I have been doing some studying on some things that I have been interested in, and going through some of it in my class has really brought some clarity to my thinking in regards to Disaster Recovery Planning. If you’ve heard the terms Business Continuity Planning and Disaster Recovery Planning thrown around and equated them to mean pretty much the same thing, I’d like to take a look at that particular concept.
A Business Continuity Plan is “A plan for emergency response, backup operations, and post-disaster recovery maintained by an activity as a part of its security program that will ensure the availability of critical resources and facilitate the continuity of operations in an emergency situation, after a reasonable period of time.”(1) In other words, it is the overarching plan of the company to be able to not only recover from a disaster, but also to resume normal business processes in as little time as possible. The BCP is made up of many “sub-plans”:
-Emergency Response plan
-Disaster Recovery plan
Within a BCP, you have some key components:
-Assessment: A way to identify threats (BIA – more on this later)
-Evaluation: The likelihood and impact of each threat
-Preparation: For contingent operations
-Mitigation: The reduction or elimination of risks
-Response: The response to minimize the impact of an emergency
-Recovery: The return to normalcy
Without getting in-depth into each of these, let’s take a quick look at the first one:
Assessment- We need to Identify and Triage each threat within the context of the whole organization. We do this with a Business Impact Analysis, in which we determine what the Maximum Tolerable Downtime (MTD) for any given business process is. In other words, how long can any one business process be down / compromised before it starts having a major effect on the organization.
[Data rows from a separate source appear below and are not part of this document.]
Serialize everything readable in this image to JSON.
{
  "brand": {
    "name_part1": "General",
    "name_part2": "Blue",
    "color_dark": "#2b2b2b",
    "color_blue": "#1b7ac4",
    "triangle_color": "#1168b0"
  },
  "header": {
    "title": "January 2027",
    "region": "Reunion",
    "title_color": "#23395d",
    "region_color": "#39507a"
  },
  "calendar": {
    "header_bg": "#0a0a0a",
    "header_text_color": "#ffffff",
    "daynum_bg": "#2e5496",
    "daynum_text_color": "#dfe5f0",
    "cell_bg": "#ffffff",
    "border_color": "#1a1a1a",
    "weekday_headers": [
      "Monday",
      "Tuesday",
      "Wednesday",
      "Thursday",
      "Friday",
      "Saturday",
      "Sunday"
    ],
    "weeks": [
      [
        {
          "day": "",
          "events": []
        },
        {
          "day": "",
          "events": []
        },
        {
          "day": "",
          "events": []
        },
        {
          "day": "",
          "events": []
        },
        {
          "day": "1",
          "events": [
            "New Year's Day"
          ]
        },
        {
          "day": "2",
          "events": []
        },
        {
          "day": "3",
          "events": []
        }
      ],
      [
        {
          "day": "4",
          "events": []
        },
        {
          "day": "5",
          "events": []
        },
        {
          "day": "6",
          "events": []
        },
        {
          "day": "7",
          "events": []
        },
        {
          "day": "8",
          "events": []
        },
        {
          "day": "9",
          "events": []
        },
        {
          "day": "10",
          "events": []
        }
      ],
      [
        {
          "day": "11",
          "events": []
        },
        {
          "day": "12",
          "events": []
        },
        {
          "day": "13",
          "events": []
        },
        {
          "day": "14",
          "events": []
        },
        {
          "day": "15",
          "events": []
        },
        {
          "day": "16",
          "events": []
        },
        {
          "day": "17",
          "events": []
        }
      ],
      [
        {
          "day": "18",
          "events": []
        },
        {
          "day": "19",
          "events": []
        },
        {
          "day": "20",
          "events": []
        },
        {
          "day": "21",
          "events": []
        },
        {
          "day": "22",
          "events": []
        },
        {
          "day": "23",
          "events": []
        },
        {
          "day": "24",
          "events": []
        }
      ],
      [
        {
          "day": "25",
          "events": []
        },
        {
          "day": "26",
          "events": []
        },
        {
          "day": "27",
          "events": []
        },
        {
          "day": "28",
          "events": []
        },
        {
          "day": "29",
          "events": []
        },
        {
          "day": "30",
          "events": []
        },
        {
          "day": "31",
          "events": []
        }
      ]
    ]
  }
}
Some, like a static website for a small auto-garage being down for 8 hours might have a very high MTD, hence, have a low priority in the event of an emergency, but for others, let’s say an ecommerce site like eBay, being down for 8 hours would be a catastrophe, therefore, having a very low MTD, and a very high criticality priority in the restoration of services in a BCP.
So we have already seen that a Disaster Recovery Plan is merely a component of the BCP; A critical component, yes, but still only part of it. So what is a Disaster Recovery Plan in light of a BCP?
A Disaster Recovery Plan (DRP) covers “the tactical recovery of IT systems in the event of a disruption or disaster. It provides the capability to process essential organizational applications, even if they are not operating at 100% efficiency, in addition to the ability to return to normal operations within a reasonable amount of time. ” (2) In other words, a DRP deals with the nitty-gritty IT related portion of the BCP–Of getting the critical systems & processes identified by the BCP up and running to maintain the continuity and stability of the company in the face of an emergency.
In summary, BCP and DRP are sometimes mentioned interchangeably, when in fact, a DRP is a subset of a BCP—“…the DRP consists of tactical action items that take lace following a disaster. Where a BCP will contain high-level language that is appropriate for assessing the stability and continued operation of the business, the DRP process clear and concise instructions that will followed in the event of a disaster.” (2) I hope this post has helped to bring some clarity between a BCP and a DRP.
2. SANS.org, GSEC Class Notes